**Excerpted data**
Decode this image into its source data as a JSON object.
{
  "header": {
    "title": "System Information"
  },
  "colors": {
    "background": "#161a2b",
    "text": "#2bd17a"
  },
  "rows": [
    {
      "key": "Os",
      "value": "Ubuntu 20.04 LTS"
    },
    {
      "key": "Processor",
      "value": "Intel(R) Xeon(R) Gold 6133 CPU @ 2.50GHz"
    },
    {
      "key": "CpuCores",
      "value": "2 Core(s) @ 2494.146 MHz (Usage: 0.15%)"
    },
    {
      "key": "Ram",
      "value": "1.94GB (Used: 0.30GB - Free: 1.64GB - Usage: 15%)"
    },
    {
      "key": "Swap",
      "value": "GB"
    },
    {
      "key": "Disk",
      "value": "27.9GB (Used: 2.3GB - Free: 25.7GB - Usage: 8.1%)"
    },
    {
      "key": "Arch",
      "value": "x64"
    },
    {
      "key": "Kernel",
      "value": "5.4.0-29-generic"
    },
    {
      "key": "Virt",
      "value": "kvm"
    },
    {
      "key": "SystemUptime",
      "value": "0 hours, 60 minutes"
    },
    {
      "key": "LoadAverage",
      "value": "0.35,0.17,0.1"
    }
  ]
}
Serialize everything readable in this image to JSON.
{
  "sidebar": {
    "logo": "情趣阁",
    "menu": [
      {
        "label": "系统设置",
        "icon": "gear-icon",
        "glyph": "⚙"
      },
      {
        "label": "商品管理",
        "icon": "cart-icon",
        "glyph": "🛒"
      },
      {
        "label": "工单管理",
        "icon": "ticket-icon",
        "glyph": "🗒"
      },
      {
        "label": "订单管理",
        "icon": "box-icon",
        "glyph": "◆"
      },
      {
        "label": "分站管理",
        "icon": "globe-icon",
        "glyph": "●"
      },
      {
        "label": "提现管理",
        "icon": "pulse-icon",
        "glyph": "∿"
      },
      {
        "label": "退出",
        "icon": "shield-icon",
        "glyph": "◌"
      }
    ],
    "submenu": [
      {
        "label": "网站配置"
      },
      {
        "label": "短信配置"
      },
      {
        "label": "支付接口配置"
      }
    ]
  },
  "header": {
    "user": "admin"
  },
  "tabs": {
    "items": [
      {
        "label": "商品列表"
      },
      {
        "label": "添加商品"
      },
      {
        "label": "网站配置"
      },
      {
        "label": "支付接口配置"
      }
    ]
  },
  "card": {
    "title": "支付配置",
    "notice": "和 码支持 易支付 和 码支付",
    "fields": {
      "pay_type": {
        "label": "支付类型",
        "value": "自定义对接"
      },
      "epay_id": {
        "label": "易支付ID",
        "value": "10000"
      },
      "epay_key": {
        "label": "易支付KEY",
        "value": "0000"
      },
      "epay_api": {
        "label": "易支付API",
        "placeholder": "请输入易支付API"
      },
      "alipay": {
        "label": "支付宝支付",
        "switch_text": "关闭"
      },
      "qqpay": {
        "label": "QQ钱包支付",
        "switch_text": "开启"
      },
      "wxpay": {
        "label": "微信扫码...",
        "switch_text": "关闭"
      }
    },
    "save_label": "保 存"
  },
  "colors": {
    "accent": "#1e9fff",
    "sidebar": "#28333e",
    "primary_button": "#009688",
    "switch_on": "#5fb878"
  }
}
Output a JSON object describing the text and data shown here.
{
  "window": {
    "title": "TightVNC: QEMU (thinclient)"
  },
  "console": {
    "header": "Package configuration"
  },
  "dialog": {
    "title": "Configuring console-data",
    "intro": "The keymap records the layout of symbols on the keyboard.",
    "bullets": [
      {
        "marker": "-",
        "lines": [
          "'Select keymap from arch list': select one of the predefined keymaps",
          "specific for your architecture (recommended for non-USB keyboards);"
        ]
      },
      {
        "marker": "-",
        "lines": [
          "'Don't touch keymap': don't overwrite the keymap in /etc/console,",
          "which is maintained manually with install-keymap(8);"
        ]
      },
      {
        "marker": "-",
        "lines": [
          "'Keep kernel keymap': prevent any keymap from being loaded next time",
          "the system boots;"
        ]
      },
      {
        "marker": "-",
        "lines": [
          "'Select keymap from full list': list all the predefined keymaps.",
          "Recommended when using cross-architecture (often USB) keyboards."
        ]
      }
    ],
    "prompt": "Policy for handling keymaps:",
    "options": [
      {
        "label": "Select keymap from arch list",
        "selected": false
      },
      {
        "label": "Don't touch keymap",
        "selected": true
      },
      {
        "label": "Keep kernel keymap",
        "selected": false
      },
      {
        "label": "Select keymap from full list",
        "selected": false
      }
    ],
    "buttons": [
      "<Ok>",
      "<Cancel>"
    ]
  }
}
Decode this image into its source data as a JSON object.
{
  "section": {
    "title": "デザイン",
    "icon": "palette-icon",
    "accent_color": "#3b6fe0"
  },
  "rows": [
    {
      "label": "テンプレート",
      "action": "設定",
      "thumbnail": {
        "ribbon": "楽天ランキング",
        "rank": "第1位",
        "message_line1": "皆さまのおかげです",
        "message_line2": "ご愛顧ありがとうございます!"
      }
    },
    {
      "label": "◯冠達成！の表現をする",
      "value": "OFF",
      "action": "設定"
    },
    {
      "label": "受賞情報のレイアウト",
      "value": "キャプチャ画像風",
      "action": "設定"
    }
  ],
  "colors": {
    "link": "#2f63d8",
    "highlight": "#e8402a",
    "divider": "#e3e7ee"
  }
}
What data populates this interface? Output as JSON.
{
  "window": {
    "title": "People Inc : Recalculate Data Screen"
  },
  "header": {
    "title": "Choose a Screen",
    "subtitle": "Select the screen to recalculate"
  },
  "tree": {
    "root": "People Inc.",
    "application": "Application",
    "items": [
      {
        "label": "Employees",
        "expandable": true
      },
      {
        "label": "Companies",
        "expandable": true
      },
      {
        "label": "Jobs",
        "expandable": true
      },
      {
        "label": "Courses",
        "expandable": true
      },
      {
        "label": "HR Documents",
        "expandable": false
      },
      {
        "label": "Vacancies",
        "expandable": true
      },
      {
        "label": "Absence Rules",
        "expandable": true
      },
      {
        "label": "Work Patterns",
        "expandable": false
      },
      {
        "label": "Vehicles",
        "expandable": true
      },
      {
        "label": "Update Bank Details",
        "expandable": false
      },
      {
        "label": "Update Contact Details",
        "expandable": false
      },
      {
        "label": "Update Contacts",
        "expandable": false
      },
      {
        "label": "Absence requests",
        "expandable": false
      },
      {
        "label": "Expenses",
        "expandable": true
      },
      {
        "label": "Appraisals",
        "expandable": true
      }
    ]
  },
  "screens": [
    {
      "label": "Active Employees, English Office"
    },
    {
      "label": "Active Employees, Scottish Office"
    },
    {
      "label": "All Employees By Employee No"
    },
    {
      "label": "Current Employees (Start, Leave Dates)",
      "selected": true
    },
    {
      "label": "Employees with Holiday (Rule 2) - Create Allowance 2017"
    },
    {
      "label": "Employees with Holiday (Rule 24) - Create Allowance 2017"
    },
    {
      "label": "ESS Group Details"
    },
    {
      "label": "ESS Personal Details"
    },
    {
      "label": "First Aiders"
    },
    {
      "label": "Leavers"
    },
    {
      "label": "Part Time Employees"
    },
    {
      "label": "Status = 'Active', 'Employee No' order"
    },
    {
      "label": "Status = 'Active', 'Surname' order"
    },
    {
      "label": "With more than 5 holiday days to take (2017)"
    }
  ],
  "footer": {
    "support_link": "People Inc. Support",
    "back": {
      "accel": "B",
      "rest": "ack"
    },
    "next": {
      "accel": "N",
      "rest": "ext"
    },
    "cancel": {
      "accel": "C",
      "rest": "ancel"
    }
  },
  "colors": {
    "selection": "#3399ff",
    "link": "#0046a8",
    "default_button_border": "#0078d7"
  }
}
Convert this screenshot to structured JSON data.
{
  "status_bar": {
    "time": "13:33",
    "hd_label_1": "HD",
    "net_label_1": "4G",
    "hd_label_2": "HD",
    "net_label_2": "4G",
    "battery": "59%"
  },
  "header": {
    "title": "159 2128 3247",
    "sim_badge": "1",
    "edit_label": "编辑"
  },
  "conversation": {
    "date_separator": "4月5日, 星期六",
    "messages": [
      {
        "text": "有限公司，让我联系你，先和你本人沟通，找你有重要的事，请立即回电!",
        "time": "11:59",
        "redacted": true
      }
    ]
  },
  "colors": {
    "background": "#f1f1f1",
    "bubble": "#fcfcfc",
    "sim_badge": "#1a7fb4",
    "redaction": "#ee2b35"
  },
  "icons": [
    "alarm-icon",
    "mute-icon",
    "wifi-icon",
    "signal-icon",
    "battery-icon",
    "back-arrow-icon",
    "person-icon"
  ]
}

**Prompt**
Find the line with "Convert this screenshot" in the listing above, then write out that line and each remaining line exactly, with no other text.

**Finished task**
Convert this screenshot to structured JSON data.
{
  "status_bar": {
    "time": "13:33",
    "hd_label_1": "HD",
    "net_label_1": "4G",
    "hd_label_2": "HD",
    "net_label_2": "4G",
    "battery": "59%"
  },
  "header": {
    "title": "159 2128 3247",
    "sim_badge": "1",
    "edit_label": "编辑"
  },
  "conversation": {
    "date_separator": "4月5日, 星期六",
    "messages": [
      {
        "text": "有限公司，让我联系你，先和你本人沟通，找你有重要的事，请立即回电!",
        "time": "11:59",
        "redacted": true
      }
    ]
  },
  "colors": {
    "background": "#f1f1f1",
    "bubble": "#fcfcfc",
    "sim_badge": "#1a7fb4",
    "redaction": "#ee2b35"
  },
  "icons": [
    "alarm-icon",
    "mute-icon",
    "wifi-icon",
    "signal-icon",
    "battery-icon",
    "back-arrow-icon",
    "person-icon"
  ]
}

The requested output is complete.